“Judith Areen is a well-known and well-respected figure in legal education,” said AALS president Leo Martinez, professor at the University of California Hastings College of the Law. “We are fortunate that a colleague of Judith Areen’s stature, scholarly focus on higher education and extensive experience with AALS is willing to serve as interim executive director and chief executive officer.”
Areen has plenty of management experience. She was dean at Georgetown from 1989 to 2004 and served as interim dean there in 2010. She has taught at the Washington law school since 1972, specializing in education law and family law. She will take a leave of absence from Georgetown to focus on the AALS, which counts 176 law school members.
Areen said she hoped to give the AALS sufficient time to find a permanent leader. She already lives in Washington, where the organization is headquartered, she noted. But she added that leading the group won’t be easy.“It really is a challenging time for the legal academy. I’ve been in legal education for 40 years and it’s never been this difficult.”
She would like the AALS to help move the discussion beyond handwringing over application declines and climbing costs and toward improving legal education overall.
One top priority is to reduce law school costs, she said.
“My personal interest is to see if we can be better about using technology—not just as a replacement for the classroom, but in the classroom,” she said. “That might help address the cost issue.”

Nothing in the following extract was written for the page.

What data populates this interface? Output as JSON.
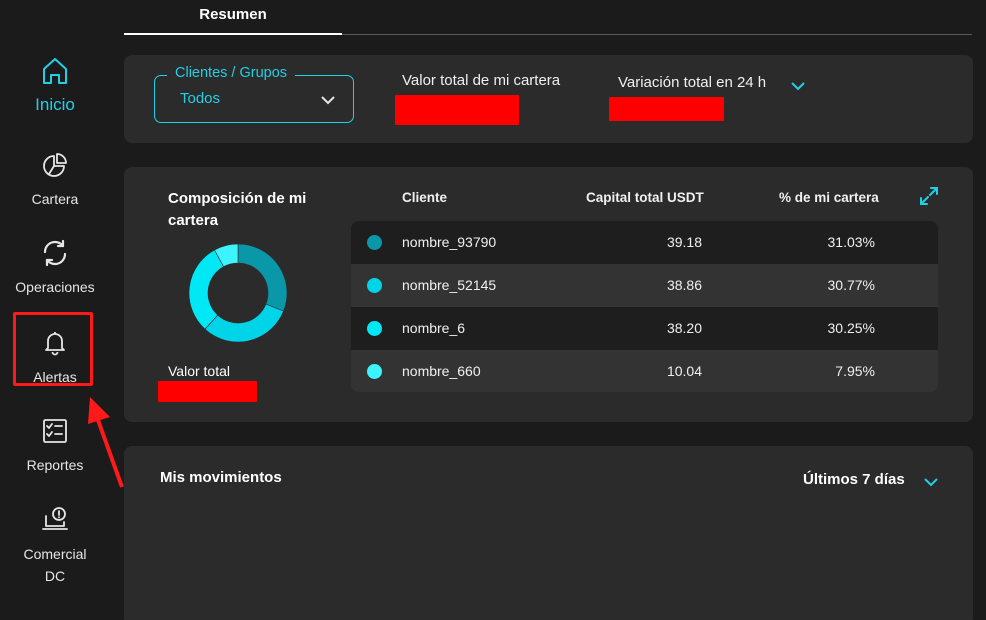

The organization might turn to outside groups for solutions to the challenges law schools face, she said.